The term “geek” originally referred to the carnival performers whose act consisted of biting the heads off chickens and eating glass. Over time it came to be applied to anyone who got paid to do work considered odd or bizarre by mainstream society.
The term now enjoys a special status within the technical community, particularly among particularly knowledgable computer programmers. To identify oneself as a “geek” indicates a recognition that most people still consider programming computers to be a bizarre act, along with a certain fierce satisfaction in being very good at their inglorious profession.

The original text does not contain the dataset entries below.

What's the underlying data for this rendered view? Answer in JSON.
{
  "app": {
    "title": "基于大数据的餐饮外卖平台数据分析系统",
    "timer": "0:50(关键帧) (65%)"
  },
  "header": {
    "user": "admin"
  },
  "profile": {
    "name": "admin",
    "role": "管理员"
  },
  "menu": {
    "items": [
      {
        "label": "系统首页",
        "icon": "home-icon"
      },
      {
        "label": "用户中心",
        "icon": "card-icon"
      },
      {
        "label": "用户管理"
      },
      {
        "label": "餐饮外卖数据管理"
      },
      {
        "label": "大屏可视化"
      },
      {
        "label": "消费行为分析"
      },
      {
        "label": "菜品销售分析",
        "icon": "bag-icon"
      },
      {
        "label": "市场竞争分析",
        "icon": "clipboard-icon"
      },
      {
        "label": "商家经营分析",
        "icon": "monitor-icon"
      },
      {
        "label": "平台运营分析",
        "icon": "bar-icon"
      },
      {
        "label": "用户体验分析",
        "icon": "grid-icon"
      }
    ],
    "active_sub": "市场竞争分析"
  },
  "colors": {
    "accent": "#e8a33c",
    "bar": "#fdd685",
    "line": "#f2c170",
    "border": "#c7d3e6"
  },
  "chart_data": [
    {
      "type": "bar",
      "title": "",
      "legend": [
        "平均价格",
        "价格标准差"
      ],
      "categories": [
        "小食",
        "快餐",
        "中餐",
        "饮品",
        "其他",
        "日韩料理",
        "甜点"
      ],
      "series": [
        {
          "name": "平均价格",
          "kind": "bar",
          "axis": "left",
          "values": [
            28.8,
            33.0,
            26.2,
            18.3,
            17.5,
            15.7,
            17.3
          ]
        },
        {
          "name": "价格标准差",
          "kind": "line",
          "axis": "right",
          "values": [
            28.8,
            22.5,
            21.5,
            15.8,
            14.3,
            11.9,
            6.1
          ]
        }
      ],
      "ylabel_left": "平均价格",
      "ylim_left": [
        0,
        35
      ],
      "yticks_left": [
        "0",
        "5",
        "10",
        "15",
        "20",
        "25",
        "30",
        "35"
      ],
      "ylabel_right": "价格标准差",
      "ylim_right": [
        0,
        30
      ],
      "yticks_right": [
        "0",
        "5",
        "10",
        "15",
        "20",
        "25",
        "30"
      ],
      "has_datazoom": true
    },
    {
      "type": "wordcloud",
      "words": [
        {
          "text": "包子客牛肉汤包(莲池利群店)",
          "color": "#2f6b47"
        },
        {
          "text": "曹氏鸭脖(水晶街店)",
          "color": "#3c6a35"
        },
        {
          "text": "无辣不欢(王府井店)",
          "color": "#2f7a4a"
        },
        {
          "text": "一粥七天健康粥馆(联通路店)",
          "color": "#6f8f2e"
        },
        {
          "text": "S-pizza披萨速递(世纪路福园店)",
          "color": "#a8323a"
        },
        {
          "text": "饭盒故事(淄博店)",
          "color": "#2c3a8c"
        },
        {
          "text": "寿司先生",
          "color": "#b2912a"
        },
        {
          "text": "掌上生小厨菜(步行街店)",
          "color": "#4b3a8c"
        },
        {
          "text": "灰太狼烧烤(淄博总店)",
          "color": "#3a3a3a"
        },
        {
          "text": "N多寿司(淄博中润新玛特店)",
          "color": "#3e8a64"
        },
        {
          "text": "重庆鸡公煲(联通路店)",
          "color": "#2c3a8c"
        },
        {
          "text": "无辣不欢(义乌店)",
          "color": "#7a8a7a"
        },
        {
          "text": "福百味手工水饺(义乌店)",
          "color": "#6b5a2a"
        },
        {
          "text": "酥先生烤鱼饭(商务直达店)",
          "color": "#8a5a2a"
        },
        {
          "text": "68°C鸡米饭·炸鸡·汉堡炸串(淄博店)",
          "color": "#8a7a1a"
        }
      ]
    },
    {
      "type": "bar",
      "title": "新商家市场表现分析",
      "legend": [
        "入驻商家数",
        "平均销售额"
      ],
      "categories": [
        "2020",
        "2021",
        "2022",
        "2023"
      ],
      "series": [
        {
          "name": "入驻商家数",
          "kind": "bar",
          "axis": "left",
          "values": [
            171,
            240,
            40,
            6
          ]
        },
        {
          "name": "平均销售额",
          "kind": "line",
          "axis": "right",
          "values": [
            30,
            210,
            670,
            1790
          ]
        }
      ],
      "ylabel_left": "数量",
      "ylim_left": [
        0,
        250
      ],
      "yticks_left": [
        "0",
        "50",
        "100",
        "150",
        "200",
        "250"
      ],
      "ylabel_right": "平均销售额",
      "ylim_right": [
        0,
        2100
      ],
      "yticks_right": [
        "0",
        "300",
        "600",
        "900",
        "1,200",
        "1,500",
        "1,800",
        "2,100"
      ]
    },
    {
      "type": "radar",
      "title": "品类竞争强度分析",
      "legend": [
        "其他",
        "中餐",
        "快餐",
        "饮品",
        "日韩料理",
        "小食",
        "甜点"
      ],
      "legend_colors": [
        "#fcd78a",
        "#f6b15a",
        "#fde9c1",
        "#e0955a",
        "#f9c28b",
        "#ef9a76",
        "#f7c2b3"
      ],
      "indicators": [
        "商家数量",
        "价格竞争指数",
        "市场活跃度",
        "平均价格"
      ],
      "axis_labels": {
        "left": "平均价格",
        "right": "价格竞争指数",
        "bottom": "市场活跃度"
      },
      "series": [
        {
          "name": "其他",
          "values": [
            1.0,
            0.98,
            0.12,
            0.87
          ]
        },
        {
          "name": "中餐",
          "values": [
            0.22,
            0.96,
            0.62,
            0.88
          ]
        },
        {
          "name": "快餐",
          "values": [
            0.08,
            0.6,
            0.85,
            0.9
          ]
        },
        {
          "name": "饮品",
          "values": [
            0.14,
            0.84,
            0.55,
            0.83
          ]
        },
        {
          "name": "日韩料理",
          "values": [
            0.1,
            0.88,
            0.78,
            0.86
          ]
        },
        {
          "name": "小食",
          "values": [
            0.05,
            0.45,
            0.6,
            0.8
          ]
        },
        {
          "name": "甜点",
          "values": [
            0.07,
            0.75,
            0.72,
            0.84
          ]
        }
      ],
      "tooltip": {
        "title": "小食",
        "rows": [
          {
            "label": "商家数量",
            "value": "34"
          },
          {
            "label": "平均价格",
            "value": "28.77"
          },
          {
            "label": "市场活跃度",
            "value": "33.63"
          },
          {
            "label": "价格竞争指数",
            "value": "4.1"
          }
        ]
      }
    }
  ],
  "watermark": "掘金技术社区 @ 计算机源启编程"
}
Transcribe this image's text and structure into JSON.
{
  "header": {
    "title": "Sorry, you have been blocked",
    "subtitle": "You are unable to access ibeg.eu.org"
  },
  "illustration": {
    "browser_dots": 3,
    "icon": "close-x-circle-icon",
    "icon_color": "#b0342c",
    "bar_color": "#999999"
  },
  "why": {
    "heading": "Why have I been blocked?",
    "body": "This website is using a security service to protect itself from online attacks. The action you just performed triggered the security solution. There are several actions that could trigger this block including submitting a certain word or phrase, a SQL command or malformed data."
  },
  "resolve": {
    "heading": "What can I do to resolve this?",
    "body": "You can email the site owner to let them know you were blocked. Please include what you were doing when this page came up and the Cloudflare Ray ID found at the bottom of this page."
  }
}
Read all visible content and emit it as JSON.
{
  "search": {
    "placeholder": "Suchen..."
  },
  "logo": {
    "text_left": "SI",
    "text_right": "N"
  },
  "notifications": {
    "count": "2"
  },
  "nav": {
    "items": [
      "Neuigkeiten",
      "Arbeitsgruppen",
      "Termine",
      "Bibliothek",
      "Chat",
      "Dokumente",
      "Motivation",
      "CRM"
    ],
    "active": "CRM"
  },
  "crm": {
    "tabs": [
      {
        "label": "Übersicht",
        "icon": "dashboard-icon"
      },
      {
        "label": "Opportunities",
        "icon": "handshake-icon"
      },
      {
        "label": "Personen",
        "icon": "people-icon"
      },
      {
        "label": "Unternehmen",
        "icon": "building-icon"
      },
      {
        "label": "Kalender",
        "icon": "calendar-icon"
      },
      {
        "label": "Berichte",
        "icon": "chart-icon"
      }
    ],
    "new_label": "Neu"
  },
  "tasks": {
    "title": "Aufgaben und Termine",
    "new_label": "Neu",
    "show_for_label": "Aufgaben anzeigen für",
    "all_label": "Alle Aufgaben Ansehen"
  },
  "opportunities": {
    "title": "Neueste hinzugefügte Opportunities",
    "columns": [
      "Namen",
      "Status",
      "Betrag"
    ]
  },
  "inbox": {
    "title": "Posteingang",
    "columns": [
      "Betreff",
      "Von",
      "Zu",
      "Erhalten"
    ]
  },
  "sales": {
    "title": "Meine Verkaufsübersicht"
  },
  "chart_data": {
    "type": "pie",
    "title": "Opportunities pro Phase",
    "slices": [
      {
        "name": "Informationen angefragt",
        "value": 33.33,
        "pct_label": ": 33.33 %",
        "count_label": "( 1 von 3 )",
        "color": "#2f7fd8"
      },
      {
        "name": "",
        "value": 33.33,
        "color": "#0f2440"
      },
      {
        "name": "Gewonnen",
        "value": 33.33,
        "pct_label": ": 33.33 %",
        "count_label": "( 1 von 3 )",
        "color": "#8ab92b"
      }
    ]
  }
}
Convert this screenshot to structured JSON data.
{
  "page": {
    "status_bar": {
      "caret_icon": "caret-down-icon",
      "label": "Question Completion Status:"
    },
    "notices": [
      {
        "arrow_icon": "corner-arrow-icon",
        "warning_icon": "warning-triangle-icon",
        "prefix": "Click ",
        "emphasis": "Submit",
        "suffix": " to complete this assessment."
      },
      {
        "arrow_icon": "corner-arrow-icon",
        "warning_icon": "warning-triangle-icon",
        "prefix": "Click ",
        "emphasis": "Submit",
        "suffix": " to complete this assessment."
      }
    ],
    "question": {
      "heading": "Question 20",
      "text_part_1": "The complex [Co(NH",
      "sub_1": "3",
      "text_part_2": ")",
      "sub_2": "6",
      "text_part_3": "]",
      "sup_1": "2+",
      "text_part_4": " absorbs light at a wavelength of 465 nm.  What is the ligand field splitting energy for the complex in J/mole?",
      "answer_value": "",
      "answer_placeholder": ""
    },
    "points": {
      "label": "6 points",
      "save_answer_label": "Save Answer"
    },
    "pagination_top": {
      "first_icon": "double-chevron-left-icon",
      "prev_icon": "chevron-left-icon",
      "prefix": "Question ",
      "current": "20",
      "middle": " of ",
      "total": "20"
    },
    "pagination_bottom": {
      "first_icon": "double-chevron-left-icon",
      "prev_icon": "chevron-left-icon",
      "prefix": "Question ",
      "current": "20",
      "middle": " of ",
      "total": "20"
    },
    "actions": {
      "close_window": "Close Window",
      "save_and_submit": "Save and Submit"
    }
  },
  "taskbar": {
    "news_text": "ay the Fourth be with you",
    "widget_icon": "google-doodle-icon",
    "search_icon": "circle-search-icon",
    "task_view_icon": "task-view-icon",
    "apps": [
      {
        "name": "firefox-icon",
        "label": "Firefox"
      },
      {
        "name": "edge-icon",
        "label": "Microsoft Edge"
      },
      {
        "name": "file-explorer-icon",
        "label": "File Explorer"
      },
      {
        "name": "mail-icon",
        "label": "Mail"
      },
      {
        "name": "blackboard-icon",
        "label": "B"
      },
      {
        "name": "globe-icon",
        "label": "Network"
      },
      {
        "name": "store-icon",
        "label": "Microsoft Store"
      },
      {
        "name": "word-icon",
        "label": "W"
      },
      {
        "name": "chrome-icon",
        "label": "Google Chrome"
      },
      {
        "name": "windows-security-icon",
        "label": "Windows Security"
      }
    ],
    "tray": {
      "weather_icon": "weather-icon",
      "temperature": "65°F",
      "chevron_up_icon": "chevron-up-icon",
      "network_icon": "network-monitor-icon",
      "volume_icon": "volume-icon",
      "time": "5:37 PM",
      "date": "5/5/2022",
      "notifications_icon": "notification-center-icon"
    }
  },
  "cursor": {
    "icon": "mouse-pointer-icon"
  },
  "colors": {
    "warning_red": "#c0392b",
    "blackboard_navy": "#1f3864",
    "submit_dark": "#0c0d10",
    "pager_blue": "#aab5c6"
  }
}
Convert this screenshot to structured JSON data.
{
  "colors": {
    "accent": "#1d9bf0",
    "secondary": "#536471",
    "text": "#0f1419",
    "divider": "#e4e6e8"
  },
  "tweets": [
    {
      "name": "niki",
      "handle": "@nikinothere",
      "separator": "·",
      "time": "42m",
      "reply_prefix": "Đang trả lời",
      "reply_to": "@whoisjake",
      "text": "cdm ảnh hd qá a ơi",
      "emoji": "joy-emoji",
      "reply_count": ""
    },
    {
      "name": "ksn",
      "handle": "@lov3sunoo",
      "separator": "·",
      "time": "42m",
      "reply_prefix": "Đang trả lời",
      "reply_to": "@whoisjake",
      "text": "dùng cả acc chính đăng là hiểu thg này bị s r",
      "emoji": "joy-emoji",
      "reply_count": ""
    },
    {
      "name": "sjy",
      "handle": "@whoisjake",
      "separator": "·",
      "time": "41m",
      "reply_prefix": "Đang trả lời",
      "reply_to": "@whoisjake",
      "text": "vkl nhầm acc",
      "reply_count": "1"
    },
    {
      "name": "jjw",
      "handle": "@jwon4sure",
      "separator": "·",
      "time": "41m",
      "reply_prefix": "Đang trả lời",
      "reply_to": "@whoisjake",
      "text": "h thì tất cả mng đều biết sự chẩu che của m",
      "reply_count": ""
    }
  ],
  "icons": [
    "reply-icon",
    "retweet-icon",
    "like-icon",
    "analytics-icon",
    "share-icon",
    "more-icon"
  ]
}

That most software geeks now easily earn twice as much as the average laborer just sweetens their defiant embrace of the term.
Note: Unlike the word “nerd,” which is always pejorative, “geek” often carries a positive connotation when used by one of the group. The use of the term by outsiders is considered insulting.
Are you a geek?
Finally, there is the cool dude – what I consider myself to be. Ha ha. Yeah. Right. My friends, family (and wife) remind me all of the time that I’m not really one of the cool kids. I think they are just jealous. We all know what a cool dude is, right? This post really is not about that group. It’s about the nerds, dorks, and geeks. Based on those definitions above, I’d consider myself a dork (minus the “good at math & science” part … as well as definition #2 from Urban Dictionary). Dammit. Pat was right.
So, which one are you?
D. Cool Dude.